In the letter, which was provided to the SPLC by Bosley, Doran said administrators were unhappy with her request to purchase Macintosh computers for the newsroom because “the prevailing standard at newspapers nationwide is a PC based system.”
Doran also mentioned editing mistakes in the letter.
“These concerns include the use of different font sizes for bylines and stories, as well as the length of stories and the general layout and design of the paper,” according to the letter.
Bosley attempted to answer Doran’s letter at Monday’s board meeting.
In the meeting, she pointed to awards the Viking News has won from the New Jersey Press Association and the Society for Collegiate Journalists, according to an article in the Asbury Park Press, a local paper. She also quoted research showing that 75 percent of U.S. colleges use Macintoshes.
But Bosley said she does not take credit for the errors or the awards. Although she advises the students, they have the final say on content, she said.
Kelly said Bosley falsely asserted that her insistence on using Macintosh computers was the reason her contract was not renewed. But she did acknowledge administrators had asked Bosley to use other computers.
“We have asked her to incorporate PC learning in the journalism lab so they are prepared to work in any computer environment,” Kelly said. “Having an exclusively Macintosh journalism lab is not a good service to our students.”
Kelly would not elaborate on the competence issues administrators had with Bosley’s advising for privacy reasons and “for her protection,” she said.
“We encourage free press.
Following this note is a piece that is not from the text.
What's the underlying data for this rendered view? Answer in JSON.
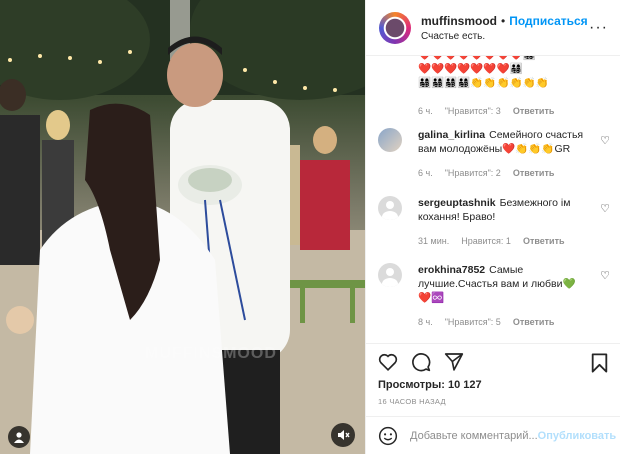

The actions have no retaliatory motivation,” Kelly said. “We would never make an employment decision based on a student action…. We hope with a new adviser [student editors] will continue to shine their flashlight on the administration.”
But student editors said it may not be that easy.
“Student rights to free speech are almost nonexistent here at OCC anymore,” said Coppola, the paper’s editor. “The Viking News has been the voice of the students for almost 40 years, and with the removal of Karen Bosley, that voice will be silent.”
Bosley said she is considering legal action against the college.
“I am deeply disappointed in the action. It fires me to fight,” she said. “I have spent my entire career as an adviser trying to make sure people don’t infringe on student rights.”
—by Evan Mayor, SPLC staff writer